Setting out the whole spectrum of circumstances where abuse of process is litigated in criminal law, barrister David Young and his co-authors use their wealth of experience in the UK and international courts to identify and describe the many different strands of the abuse jurisdiction.
The authors provide you with a thorough understanding of the different forms of abuse of process, in areas such as lost evidence, delay, abuse of executive power, entrapment, extradition, double jeopardy and breach of promise. Additionally, the new edition features the first published chapter on abuse of process in International criminal proceedings, for those working in international criminal law.

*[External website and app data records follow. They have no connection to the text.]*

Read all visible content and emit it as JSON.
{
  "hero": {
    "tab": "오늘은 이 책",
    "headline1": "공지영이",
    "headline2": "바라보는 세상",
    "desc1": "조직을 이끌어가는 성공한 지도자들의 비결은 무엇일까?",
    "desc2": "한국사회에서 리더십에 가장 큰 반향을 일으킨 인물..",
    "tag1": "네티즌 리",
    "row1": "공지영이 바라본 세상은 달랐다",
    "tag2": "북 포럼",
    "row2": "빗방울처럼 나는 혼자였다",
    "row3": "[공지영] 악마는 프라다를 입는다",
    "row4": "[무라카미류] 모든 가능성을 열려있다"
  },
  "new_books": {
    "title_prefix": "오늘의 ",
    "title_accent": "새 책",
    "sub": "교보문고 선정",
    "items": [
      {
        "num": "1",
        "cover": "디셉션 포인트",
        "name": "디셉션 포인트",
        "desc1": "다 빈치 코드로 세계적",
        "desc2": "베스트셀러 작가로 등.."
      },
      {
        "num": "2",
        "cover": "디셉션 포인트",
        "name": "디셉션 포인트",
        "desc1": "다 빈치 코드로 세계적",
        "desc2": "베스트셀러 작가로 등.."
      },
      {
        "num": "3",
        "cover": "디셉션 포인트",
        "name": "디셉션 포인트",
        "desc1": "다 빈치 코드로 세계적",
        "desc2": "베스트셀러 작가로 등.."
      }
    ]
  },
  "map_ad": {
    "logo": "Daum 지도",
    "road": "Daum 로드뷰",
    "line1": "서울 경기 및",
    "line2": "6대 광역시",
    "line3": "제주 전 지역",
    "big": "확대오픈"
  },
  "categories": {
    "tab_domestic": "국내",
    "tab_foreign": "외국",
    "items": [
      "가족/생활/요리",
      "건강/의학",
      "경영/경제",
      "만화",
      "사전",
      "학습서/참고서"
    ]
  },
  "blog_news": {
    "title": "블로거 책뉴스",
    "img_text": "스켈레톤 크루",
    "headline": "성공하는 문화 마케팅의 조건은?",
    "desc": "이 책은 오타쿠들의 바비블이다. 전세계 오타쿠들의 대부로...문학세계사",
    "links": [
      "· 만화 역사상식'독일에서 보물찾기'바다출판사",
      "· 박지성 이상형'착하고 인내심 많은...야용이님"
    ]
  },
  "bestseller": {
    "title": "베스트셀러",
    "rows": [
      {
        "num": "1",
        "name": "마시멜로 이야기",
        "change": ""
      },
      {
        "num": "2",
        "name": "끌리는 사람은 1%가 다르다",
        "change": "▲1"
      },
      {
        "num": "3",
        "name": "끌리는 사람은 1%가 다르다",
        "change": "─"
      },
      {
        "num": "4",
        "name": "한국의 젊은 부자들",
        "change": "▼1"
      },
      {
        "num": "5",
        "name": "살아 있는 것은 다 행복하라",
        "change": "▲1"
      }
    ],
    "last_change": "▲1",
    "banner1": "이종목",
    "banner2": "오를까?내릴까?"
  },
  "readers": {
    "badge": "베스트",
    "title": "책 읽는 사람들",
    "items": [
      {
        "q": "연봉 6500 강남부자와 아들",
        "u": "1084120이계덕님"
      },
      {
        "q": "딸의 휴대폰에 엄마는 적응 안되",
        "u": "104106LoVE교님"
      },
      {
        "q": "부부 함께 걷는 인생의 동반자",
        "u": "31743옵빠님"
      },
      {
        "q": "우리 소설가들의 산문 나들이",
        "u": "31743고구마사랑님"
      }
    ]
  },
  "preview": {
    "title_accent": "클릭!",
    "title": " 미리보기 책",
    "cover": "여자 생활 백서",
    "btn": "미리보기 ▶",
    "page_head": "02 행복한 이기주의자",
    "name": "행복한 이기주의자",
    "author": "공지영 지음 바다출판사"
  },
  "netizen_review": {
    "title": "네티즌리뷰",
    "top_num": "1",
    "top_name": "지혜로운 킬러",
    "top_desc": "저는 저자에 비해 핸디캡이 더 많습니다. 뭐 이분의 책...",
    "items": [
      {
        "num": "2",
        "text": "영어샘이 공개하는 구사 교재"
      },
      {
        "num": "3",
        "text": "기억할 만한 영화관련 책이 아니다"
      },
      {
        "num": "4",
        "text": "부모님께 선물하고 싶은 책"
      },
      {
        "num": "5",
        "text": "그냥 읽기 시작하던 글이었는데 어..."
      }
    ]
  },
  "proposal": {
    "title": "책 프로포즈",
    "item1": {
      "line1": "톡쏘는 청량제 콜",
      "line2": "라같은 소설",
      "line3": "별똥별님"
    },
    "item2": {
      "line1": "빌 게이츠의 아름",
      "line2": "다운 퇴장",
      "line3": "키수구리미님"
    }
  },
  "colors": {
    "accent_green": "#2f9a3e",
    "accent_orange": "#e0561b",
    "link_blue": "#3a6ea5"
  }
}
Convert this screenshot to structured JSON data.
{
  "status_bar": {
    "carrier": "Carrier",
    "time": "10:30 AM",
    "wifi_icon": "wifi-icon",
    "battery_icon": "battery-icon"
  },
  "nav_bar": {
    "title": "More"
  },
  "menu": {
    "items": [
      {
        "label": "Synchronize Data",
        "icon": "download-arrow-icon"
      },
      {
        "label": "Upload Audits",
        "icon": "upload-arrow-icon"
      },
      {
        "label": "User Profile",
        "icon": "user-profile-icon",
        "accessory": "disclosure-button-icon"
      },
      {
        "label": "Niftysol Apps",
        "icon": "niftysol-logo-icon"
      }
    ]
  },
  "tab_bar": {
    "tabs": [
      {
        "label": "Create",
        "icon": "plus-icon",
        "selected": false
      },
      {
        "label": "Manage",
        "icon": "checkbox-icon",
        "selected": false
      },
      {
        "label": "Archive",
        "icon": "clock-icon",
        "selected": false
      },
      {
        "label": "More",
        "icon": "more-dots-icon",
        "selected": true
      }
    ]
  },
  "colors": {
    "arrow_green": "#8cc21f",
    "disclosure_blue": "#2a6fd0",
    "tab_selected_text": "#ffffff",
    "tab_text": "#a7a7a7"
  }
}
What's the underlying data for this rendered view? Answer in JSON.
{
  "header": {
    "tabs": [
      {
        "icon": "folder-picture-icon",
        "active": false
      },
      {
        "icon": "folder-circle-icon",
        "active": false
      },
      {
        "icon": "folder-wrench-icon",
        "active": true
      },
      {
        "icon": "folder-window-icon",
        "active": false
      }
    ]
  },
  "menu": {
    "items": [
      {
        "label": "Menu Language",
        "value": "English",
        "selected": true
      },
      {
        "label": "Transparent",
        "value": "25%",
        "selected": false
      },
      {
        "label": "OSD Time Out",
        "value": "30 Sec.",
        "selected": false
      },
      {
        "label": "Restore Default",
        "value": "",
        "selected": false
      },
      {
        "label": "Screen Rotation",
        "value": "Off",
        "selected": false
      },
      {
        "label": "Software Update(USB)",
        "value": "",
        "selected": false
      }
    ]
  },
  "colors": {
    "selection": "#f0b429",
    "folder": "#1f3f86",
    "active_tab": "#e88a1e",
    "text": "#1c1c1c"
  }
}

This Fifth Edition is updated to include: - New case law on prosecution disclosure failings in the context of abuse of process, and the courts approach to unavailable evidence in R v PR, Hamilton v PO, and R v E - An Entrapment chapter analysing the Syed (Haroon) decision on ECHR jurisprudence post Looseley, and the potential for abuse of process in cases of private entrapment - Abuse of power by the Executive's key Norman decision which sets out the law comprehensively - The developing abuse case law on private prosecutions, reviewing cases where prosecutors may hold improper motives for bringing private prosecutions - Detailed analysis of the abuse jurisdiction in extradition proceedings in Jasvins v General Prosecutor's Office Latvia - New Guidance on challenging interlocutory decisions by judicial review in Parashar, and analysis of R v Asiedu on defence appeals following guilty pleas - The revised Attorney General's Guidelines on Disclosure 2020 and the CPIA Code of Practice
Read an extract of Young, Corker and Summers on Abuse of Process in Criminal Proceedings
Table of Contents
1.Delay 2. Breach of promise 3. The loss or destruction of evidence 4. Miscellaneous abuse 5. Abuse of power by the executive 6. Entrapment 7. Double jeopardy 8. Extradition proceedings 9. Pre-trial publicity 10. Procedural considerations 11. Confiscation proceedings 12. Abuse of process doctrine in international criminal proceedings APPENDICES